By Daniel Dickinson
BBC News, Kilimanjaro region
It does not look particularly special; a tank, a few pipes and some foul smelling water, but a locally-built device is the talk of Leguruti village in Kilimanjaro region in northern Tanzania.
A bio-gas converter, the first of its type in East Africa, is being tested by the 120 members of the local coffee farmers' group.
Farmer Moses Urio hopes he will no longer have to buy diesel
The gas can be used instead of diesel to power machines used by the farmers to process the raw coffee they grow.
This bio-gas project is a part of a larger project funded by the Swiss government's State Secretariat for Economic Affairs (Seco) to boost the incomes of Tanzanian coffee farmers.
It is a simple idea. Waste water from the processing of the raw coffee beans is high in acid and it is this acid that micro-organisms like to feed on.
The by-product of the feeding process is methane gas, which can be used to drive engines.
The savings could be considerable. It costs around $1 an hour to power the pulper machine, so the farmers group could save around $4 a day or $28 a week.
The waste water is produced when the beans are pulped
"We're amazed that we can make power from water which we have always considered as useless and just thrown away," said farmer Moses Charles Urio.
The waste water comes from the group's pulper machine, which washes and prepares the green beans picked off the coffee bushes.
The water is collected and its pH tested.

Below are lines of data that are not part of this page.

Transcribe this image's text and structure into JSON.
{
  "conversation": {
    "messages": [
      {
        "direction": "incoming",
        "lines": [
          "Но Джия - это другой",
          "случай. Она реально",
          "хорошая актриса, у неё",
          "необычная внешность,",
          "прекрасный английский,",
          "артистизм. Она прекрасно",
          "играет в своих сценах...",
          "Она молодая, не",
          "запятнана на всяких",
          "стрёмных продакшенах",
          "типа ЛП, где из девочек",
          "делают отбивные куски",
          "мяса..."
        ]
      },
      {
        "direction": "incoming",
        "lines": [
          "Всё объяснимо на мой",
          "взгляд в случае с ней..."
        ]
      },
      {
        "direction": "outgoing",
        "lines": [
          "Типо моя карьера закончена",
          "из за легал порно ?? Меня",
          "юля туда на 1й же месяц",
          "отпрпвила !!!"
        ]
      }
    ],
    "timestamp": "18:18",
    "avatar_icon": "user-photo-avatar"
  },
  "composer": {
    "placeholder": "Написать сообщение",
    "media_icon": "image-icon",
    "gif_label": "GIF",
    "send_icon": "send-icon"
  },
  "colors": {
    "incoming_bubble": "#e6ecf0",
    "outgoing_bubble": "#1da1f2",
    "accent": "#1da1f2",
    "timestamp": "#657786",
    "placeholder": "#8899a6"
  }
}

Then ash from cooking stoves in the village is added to ensure the optimal pH level of 6.5-8.5 is maintained.
"The process is straight-forward," explains Cyril Chimila from TechnoServe, the organisation which has installed the bio-gas converter.
"Waste water which would otherwise be thrown away is being used to create energy which costs the farmer nothing."
Once the gas is harvested it can be used to power the very pulper machine which provided the waste water in the first place, creating something approaching a virtuous power supply circle.
The bio-gas scheme may also benefit the environment as it helps prevent waste water from pulperies draining away into the surrounding area.
The coffee farmers previously had conflict with communities downstream of Leguruti village who have complained of foul odours in their drinking water.
Its high acidic content can also cause severe environmental damage, stunting crop growth and ruining the soil's fertility.
There are around 55 pulperies run by farmers groups in the northern and southern coffee growing areas of Tanzania, all of which could benefit from bio-gas. But with set-up costs of around $4,000, few will be able to afford it.
The Arabica coffee grown in Kilimanjaro region is amongst the best in the world
"We are happy to test this technology," said Mr Urio, "but if we had to pay to set it up it would be very difficult for us, even though we understand that it would take only a few years to repay the initial investment from the money we save from not buying fuel."
"Rising fuel prices and the unstable nature of world coffee prices threaten to reduce farmers' profits," says Seco's Emmanuel Maliti.
"The bio-gas converter will help farmers to make more money from their coffee."
The coffee farmers of Leguruti are eagerly anticipating the beginning of the coffee harvesting season later in the year.
They are hoping that waste water may really prove to be a valuable commodity.